Give back every record verbatim, but not the pictures.

Data records for software interfaces:
+ + + +

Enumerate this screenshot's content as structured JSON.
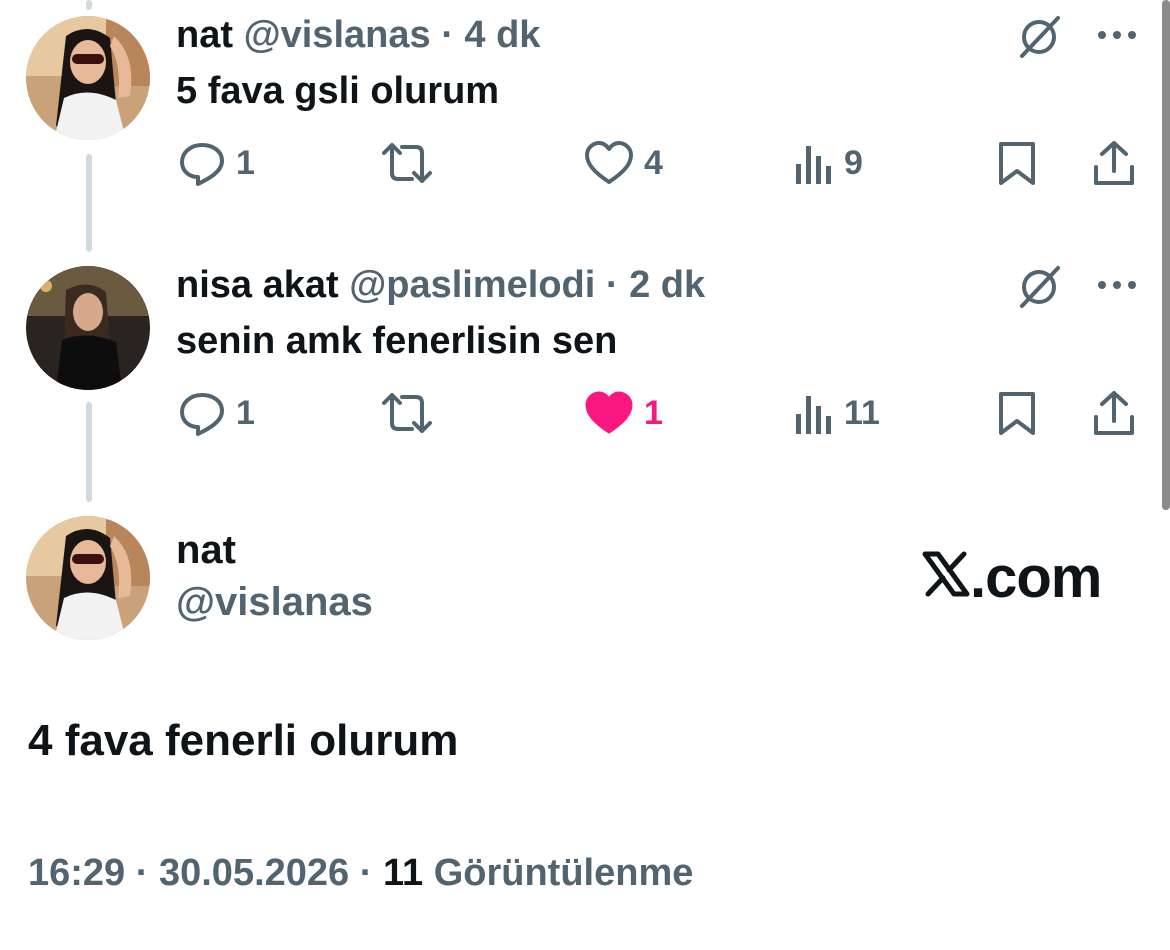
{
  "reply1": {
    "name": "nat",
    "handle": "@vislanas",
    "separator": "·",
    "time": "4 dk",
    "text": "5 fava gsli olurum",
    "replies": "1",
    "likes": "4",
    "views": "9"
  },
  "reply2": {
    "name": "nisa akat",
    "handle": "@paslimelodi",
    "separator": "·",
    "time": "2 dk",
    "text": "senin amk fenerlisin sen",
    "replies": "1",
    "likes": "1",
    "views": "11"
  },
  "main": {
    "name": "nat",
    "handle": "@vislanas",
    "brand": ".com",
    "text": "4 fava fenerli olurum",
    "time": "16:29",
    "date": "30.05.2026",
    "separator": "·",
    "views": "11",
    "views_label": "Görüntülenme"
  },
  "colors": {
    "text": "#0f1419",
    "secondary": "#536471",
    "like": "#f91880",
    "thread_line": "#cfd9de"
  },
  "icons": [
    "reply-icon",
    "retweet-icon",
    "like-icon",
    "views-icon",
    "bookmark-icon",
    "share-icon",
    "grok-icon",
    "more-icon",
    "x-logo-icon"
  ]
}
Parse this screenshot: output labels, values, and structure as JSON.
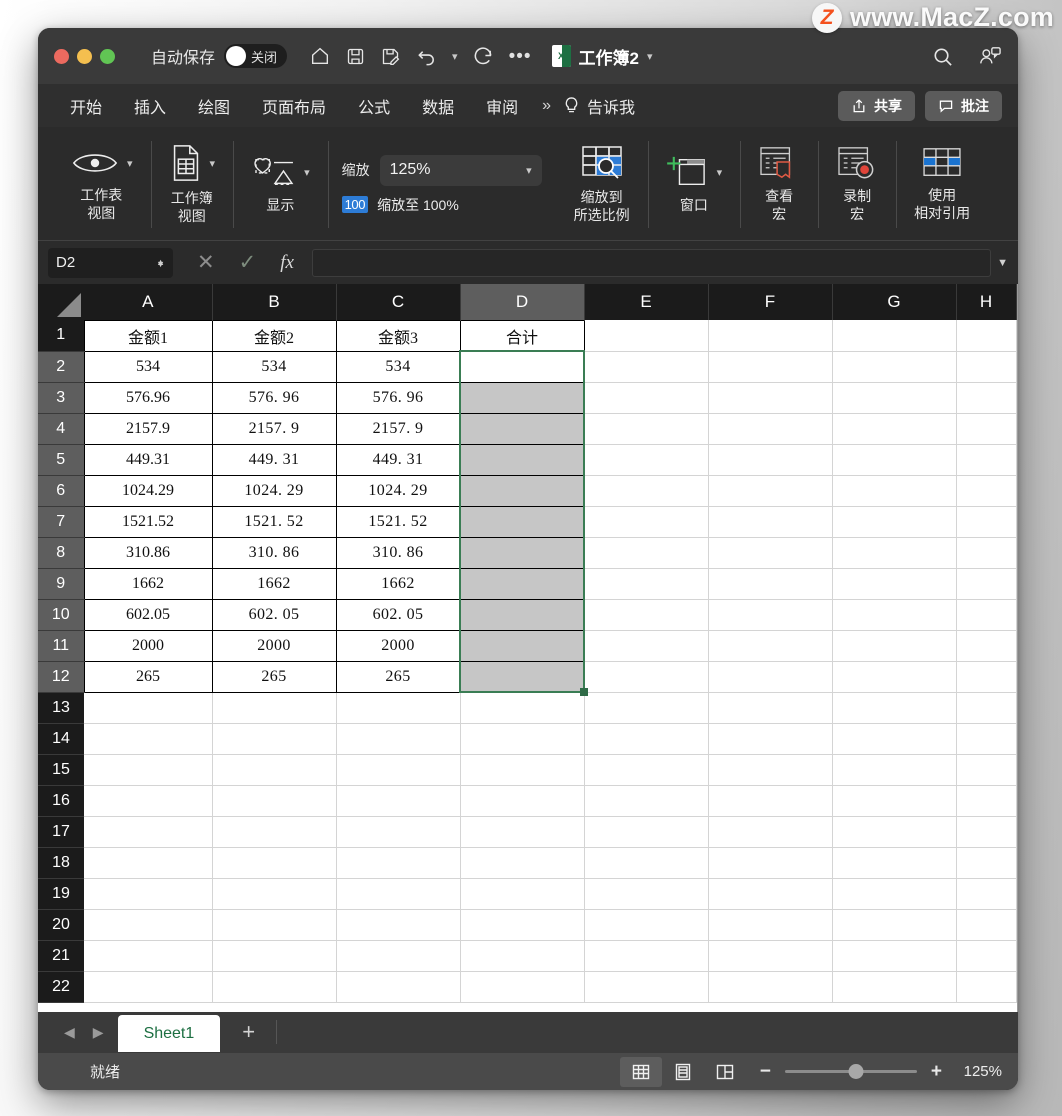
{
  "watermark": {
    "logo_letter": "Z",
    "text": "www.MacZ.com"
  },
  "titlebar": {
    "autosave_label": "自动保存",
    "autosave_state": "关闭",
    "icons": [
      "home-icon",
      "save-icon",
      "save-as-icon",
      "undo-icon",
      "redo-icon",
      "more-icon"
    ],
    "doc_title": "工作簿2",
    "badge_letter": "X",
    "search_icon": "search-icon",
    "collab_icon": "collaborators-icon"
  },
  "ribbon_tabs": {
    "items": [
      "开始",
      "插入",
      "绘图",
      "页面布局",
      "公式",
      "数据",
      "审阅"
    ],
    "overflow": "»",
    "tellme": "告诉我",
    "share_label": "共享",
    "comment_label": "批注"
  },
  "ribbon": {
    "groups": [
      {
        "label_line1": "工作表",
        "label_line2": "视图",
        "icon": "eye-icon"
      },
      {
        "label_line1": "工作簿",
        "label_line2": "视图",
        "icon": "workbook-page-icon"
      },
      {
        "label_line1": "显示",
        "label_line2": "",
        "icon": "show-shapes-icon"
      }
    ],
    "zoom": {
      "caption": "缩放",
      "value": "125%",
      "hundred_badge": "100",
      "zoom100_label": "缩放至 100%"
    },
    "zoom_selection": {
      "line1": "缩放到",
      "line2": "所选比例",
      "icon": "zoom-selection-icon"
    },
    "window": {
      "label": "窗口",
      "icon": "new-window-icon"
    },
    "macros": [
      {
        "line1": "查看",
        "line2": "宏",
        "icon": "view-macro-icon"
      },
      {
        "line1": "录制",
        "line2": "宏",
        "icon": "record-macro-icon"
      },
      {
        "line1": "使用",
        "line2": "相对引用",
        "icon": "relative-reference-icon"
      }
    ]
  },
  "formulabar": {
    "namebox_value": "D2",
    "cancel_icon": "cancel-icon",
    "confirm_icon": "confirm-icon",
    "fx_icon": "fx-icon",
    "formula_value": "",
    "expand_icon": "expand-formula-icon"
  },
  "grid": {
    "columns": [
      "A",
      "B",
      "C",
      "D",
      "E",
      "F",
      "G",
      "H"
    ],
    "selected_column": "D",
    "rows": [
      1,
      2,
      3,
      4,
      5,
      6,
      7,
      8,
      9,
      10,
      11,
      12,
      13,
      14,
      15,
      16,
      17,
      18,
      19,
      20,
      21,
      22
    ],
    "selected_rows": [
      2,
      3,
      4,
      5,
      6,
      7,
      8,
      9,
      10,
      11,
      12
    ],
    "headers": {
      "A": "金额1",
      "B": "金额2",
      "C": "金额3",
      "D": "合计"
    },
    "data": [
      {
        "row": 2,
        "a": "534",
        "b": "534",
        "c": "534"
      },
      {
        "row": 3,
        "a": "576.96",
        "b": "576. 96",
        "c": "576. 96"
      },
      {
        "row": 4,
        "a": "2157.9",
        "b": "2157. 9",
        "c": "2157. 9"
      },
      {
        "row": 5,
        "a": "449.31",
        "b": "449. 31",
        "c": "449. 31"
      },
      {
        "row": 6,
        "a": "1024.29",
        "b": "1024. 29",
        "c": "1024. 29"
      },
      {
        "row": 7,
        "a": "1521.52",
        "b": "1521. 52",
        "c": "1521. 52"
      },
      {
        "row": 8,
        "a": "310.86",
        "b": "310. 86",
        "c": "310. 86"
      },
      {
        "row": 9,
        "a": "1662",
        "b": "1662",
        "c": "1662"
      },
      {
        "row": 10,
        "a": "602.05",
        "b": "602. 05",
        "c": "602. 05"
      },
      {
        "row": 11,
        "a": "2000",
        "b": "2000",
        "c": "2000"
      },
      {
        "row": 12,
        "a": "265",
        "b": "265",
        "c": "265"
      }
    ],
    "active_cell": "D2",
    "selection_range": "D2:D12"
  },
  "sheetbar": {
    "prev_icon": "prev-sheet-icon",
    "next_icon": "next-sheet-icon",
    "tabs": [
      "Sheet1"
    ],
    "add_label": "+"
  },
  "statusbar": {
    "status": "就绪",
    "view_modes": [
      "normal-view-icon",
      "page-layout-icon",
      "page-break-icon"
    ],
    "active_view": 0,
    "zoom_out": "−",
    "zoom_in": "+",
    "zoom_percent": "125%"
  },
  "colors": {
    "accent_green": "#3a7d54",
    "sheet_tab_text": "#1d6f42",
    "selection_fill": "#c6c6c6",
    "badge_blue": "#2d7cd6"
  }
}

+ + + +

=== Solution for this task ===
Enumerate this screenshot's content as structured JSON.
{
  "reply1": {
    "name": "nat",
    "handle": "@vislanas",
    "separator": "·",
    "time": "4 dk",
    "text": "5 fava gsli olurum",
    "replies": "1",
    "likes": "4",
    "views": "9"
  },
  "reply2": {
    "name": "nisa akat",
    "handle": "@paslimelodi",
    "separator": "·",
    "time": "2 dk",
    "text": "senin amk fenerlisin sen",
    "replies": "1",
    "likes": "1",
    "views": "11"
  },
  "main": {
    "name": "nat",
    "handle": "@vislanas",
    "brand": ".com",
    "text": "4 fava fenerli olurum",
    "time": "16:29",
    "date": "30.05.2026",
    "separator": "·",
    "views": "11",
    "views_label": "Görüntülenme"
  },
  "colors": {
    "text": "#0f1419",
    "secondary": "#536471",
    "like": "#f91880",
    "thread_line": "#cfd9de"
  },
  "icons": [
    "reply-icon",
    "retweet-icon",
    "like-icon",
    "views-icon",
    "bookmark-icon",
    "share-icon",
    "grok-icon",
    "more-icon",
    "x-logo-icon"
  ]
}
Parse this screenshot: output labels, values, and structure as JSON.
{
  "watermark": {
    "logo_letter": "Z",
    "text": "www.MacZ.com"
  },
  "titlebar": {
    "autosave_label": "自动保存",
    "autosave_state": "关闭",
    "icons": [
      "home-icon",
      "save-icon",
      "save-as-icon",
      "undo-icon",
      "redo-icon",
      "more-icon"
    ],
    "doc_title": "工作簿2",
    "badge_letter": "X",
    "search_icon": "search-icon",
    "collab_icon": "collaborators-icon"
  },
  "ribbon_tabs": {
    "items": [
      "开始",
      "插入",
      "绘图",
      "页面布局",
      "公式",
      "数据",
      "审阅"
    ],
    "overflow": "»",
    "tellme": "告诉我",
    "share_label": "共享",
    "comment_label": "批注"
  },
  "ribbon": {
    "groups": [
      {
        "label_line1": "工作表",
        "label_line2": "视图",
        "icon": "eye-icon"
      },
      {
        "label_line1": "工作簿",
        "label_line2": "视图",
        "icon": "workbook-page-icon"
      },
      {
        "label_line1": "显示",
        "label_line2": "",
        "icon": "show-shapes-icon"
      }
    ],
    "zoom": {
      "caption": "缩放",
      "value": "125%",
      "hundred_badge": "100",
      "zoom100_label": "缩放至 100%"
    },
    "zoom_selection": {
      "line1": "缩放到",
      "line2": "所选比例",
      "icon": "zoom-selection-icon"
    },
    "window": {
      "label": "窗口",
      "icon": "new-window-icon"
    },
    "macros": [
      {
        "line1": "查看",
        "line2": "宏",
        "icon": "view-macro-icon"
      },
      {
        "line1": "录制",
        "line2": "宏",
        "icon": "record-macro-icon"
      },
      {
        "line1": "使用",
        "line2": "相对引用",
        "icon": "relative-reference-icon"
      }
    ]
  },
  "formulabar": {
    "namebox_value": "D2",
    "cancel_icon": "cancel-icon",
    "confirm_icon": "confirm-icon",
    "fx_icon": "fx-icon",
    "formula_value": "",
    "expand_icon": "expand-formula-icon"
  },
  "grid": {
    "columns": [
      "A",
      "B",
      "C",
      "D",
      "E",
      "F",
      "G",
      "H"
    ],
    "selected_column": "D",
    "rows": [
      1,
      2,
      3,
      4,
      5,
      6,
      7,
      8,
      9,
      10,
      11,
      12,
      13,
      14,
      15,
      16,
      17,
      18,
      19,
      20,
      21,
      22
    ],
    "selected_rows": [
      2,
      3,
      4,
      5,
      6,
      7,
      8,
      9,
      10,
      11,
      12
    ],
    "headers": {
      "A": "金额1",
      "B": "金额2",
      "C": "金额3",
      "D": "合计"
    },
    "data": [
      {
        "row": 2,
        "a": "534",
        "b": "534",
        "c": "534"
      },
      {
        "row": 3,
        "a": "576.96",
        "b": "576. 96",
        "c": "576. 96"
      },
      {
        "row": 4,
        "a": "2157.9",
        "b": "2157. 9",
        "c": "2157. 9"
      },
      {
        "row": 5,
        "a": "449.31",
        "b": "449. 31",
        "c": "449. 31"
      },
      {
        "row": 6,
        "a": "1024.29",
        "b": "1024. 29",
        "c": "1024. 29"
      },
      {
        "row": 7,
        "a": "1521.52",
        "b": "1521. 52",
        "c": "1521. 52"
      },
      {
        "row": 8,
        "a": "310.86",
        "b": "310. 86",
        "c": "310. 86"
      },
      {
        "row": 9,
        "a": "1662",
        "b": "1662",
        "c": "1662"
      },
      {
        "row": 10,
        "a": "602.05",
        "b": "602. 05",
        "c": "602. 05"
      },
      {
        "row": 11,
        "a": "2000",
        "b": "2000",
        "c": "2000"
      },
      {
        "row": 12,
        "a": "265",
        "b": "265",
        "c": "265"
      }
    ],
    "active_cell": "D2",
    "selection_range": "D2:D12"
  },
  "sheetbar": {
    "prev_icon": "prev-sheet-icon",
    "next_icon": "next-sheet-icon",
    "tabs": [
      "Sheet1"
    ],
    "add_label": "+"
  },
  "statusbar": {
    "status": "就绪",
    "view_modes": [
      "normal-view-icon",
      "page-layout-icon",
      "page-break-icon"
    ],
    "active_view": 0,
    "zoom_out": "−",
    "zoom_in": "+",
    "zoom_percent": "125%"
  },
  "colors": {
    "accent_green": "#3a7d54",
    "sheet_tab_text": "#1d6f42",
    "selection_fill": "#c6c6c6",
    "badge_blue": "#2d7cd6"
  }
}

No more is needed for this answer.